The Montgomery Advertiser
Supreme Court to Hear Two Cases at Two Today
By Alvin Benn
TROY -- A Montgomery taxpayer who wants Retirement Systems of Alabama chief David Bronner to reimburse the RSA $6,000 for alleged illegal use of stationery will present his case before the Alabama Supreme Court here today.
Gerald Knutson claims Bronner spent $6,000 on paper to encourage RSA members to support a referendum on a tax increase for education in Montgomery County in 1994. The referendum was defeated.
Bronner responded by countersuing -- asking that Knutson be fined $1,000 for not filing appropriate paperwork to form a political action committee that fought the tax increase.
Montgomery County Circuit Judge William Gordon granted Bronner a summary judgment in March 1996, effectively tossing the matter out of court.

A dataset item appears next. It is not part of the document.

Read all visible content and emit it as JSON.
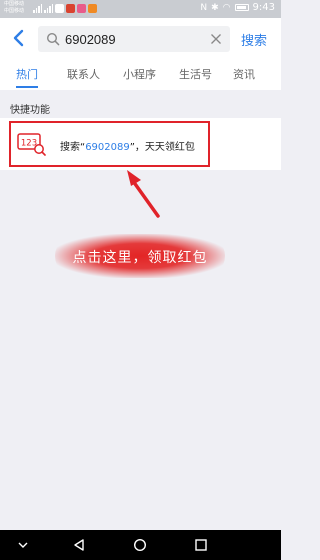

Knutson has taken his case to the state's highest court for a resolution.
RSA attorney William Stephens said Thursday afternoon that Bronner is not expected to be in court today. Knutson is represented by George C. Douglas Jr. of Birmingham.
The Supreme Court will be asked to decide if Knutson has legal standing to challenge Bronner's expenditure of public funds. Knutson has argued that, as a taxpayer, he can challenge Bronner because a portion of the RSA budget used to buy the stationery came from taxes.
Bronner has argued that once tax dollars are paid into the RSA, they no longer are "state" funds, but belong exclusively to RSA members, the Supreme Court wrote in a description of the case. Total RSA assets are about $18 billion.
Knutson has argued that Bronner's effort to have him fined $1,000 amounts to a bid to enforce a criminal penalty in a civil case. Knutson said Bronner's attempt amounts to a frivolous lawsuit.
The RSA case is one of two that will be argued before the Supreme Court, which will convene at the Adams Center Theater to hear oral arguments. The Supreme Court, which occasionally travels through the state to allow the public to hear selected cases, was at Judson College in Perry County last year.
The first case involves an appeal by State Farm Fire and Casualty Co. in a matter involving a woman who sued over a dispute involving replacement of a ring.
Katherine Owen filed a claim with State Farm to recoup the loss after her ring was stolen, according to the case summary. The insurance company mailed her a check for $898.70 to cover the missing ring, but Owen sued, claiming misrepresentation by State Farm on her policy.
A jury awarded Owen $1,339 in compensatory damages and $130,000 in punitive damages. State Farm has appealed.
Montgomery lawyer Michael Jackson represents State Farm while Mobile lawyers Toby Brown and David Wirtes represent Owen.